Luck of the Irish
While St. Patrick’s Day is a time to celebrate Irish heritage, let’s be honest — it’s also a time to indulge in some tasty meals! We’ve gathered up some of the best St. Patrick’s Day recipes from some of our food blogger friends. It’s your lucky day!
Traditional Slow Cooker Corned Beef and Cabbage, The Cookie Rookie
Contrary to what special menus around this time of year might have you thinking, Ireland does not claim Corned Beef and Cabbage as its national dish. According to delish.com, this popular St. Patrick’s Day dish was invented as a cure for homesick Irish immigrants in the United States. Try it for yourself and let your slow cooker do all the work with this homemade version from Becky at The Cookie Rookie.
Skillet Maple Irish Soda Bread, Lemons for Lulu
Did you know that the “soda” in Irish Soda Bread is bicarbonate of soda (baking soda) and not soda pop? Tanya from Lemons for Lulu takes it to the next level with this semi-sweetened skillet version.
Caramelized Cabbage and Onion Colcannon, The Suburban Soapbox
Unlike Corned Beef and Cabbage, this mashed potato, cabbage and onion dish can actually be traced back to Ireland. Kellie from The Suburban Soapbox puts her own spin on this classic with caramelized cabbage and onions.
Guinness Beef Stew, Gimme Some Oven
What’s the first beer you think of on St. Patrick’s Day? We’re willing to bet that the first name to pop into your head was Guinness! Every year on March 17, the number of Guinness pints consumed nearly triples. While we certainly enjoy imbibing, we might actually prefer eating Irish beef stew made with Guinness. With Ali from Gimme Some Oven’s version, you can really taste the popular Irish stout!
Shepherd’s Pie Twice-Baked Potatoes, Oh Sweet Basil
Shepherd’s Pie or Cottage Pie came about when potatoes became available in Europe. Though the two terms have become synonymous, Shepherd’s Pie is used for the dish when made with lamb and Cottage Pie is used when the dish is made with beef. Carrian at Oh Sweet Basil puts her own spin on the classic with individual twice-baked potatoes.
How to Roast a Leg of Lamb, The Kitchn
Archeologists tell us that roasted meat was a staple in the English and colonial diets of the 18th century. Also, lamb and mutton were the third most-consumed meats in colonial Virginia. Roasted meat is still a common meal in Irish culture today. The folks at the Kitchn provide a great tutorial on how to conquer this tradition.
Irish Boxty + Mushrooms + Whiskey Gravy, A Spicy Perspective
We all know that potatoes run deep within Irish history and culture and boxty, an Irish potato pancake, are one of the most popular potato recipes. It is thought that boxty dates back to the days of the Irish famine, presumably to make the potatoes stretch further. There are a couple of different recipes, but all contain finely grated, raw potatoes served fried. Sommer from A Spicy Perspective brings this pancake to life with mushrooms and a whiskey gravy.

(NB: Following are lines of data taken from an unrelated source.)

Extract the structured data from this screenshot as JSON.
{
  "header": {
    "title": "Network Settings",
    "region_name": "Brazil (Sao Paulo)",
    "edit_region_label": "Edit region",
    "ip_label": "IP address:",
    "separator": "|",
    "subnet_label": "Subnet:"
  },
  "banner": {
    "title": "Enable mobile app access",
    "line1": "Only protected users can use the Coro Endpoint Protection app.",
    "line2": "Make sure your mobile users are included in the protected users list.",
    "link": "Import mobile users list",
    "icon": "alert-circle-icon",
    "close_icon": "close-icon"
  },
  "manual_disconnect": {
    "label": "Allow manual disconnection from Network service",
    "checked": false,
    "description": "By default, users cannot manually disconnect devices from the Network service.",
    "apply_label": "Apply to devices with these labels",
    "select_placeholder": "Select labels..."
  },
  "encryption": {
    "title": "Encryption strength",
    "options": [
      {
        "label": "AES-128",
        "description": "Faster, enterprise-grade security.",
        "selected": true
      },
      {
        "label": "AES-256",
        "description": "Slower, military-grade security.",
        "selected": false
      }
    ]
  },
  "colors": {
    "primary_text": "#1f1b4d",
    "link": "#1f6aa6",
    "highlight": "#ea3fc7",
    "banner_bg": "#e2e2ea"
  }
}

Irish Apple Cake with Irish Whiskey Caramel Sauce, Lemon-Sugar
The authentic old-fashioned Irish apple cake, also called Kerry Apple Cake, is a sweet treat that would be made throughout the apple harvest season all over Ireland and where each family has their own version of the recipe. St. Patrick is even said to have planted apple trees in Ireland. Erin from Lemon-Sugar combines the Irish apple cake with an Irish whiskey caramel sauce for heavenly bread pudding like treat.

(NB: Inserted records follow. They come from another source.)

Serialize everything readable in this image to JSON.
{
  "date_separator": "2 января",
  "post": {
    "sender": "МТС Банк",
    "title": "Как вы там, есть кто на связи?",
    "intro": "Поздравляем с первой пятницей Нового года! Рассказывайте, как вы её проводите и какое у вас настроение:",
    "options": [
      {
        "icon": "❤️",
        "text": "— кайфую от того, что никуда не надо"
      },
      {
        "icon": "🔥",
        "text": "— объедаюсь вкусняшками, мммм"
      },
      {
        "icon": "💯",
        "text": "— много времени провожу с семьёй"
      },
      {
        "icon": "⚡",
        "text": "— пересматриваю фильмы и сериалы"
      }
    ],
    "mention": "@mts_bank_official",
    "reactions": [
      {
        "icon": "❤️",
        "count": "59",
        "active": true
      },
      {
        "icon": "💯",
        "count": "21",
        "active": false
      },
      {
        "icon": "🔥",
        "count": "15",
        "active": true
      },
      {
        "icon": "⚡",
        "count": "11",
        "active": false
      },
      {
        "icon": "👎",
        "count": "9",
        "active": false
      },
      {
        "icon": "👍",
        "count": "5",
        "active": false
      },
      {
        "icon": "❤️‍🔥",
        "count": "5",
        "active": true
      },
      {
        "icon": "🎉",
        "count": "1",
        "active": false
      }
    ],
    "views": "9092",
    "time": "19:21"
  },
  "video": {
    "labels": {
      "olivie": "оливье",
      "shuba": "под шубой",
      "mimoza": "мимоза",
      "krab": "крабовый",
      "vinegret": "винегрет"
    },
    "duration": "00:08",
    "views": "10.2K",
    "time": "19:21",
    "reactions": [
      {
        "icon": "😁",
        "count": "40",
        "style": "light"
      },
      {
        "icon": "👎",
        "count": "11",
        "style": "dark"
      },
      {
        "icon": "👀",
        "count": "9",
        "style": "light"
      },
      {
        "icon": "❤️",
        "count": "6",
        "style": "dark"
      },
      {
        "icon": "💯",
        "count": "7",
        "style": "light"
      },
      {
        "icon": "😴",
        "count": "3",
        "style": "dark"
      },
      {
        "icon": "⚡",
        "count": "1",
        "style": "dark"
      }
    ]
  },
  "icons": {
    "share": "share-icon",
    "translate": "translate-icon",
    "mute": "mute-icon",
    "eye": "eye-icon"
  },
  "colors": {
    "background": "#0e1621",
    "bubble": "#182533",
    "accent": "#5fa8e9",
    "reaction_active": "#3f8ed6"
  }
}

Dublin Coddle, Diethood
Dublin Coddle, a warming meal of sausages and potatoes, dates back to the 1700s, and is traditionally thought of as a city dish eaten in the winter months. It also is a dish that is great for using up leftovers and is traditionally served with a glass of Guinness and piece of soda bread. Katerina at Diethood gives us the best of both worlds with her Soda Bread and Dublin Coddle recipes — just add a pint of Guinness and you’re all set for St. Patrick’s Day!
Homemade Irish Cream, The Foodie Affair
The launch of the popular Baileys Irish Cream in 1974 saw a groundbreaking innovation of Irish cream mixed with Irish whiskey that took over four years to perfect. The brand is a major contributor to Ireland’s rural economy and uses over 250 million liters of Irish whole milk annually. Sandra at the Foodie Affair perfected a simple recipe so that you can make your own Irish liquor at home.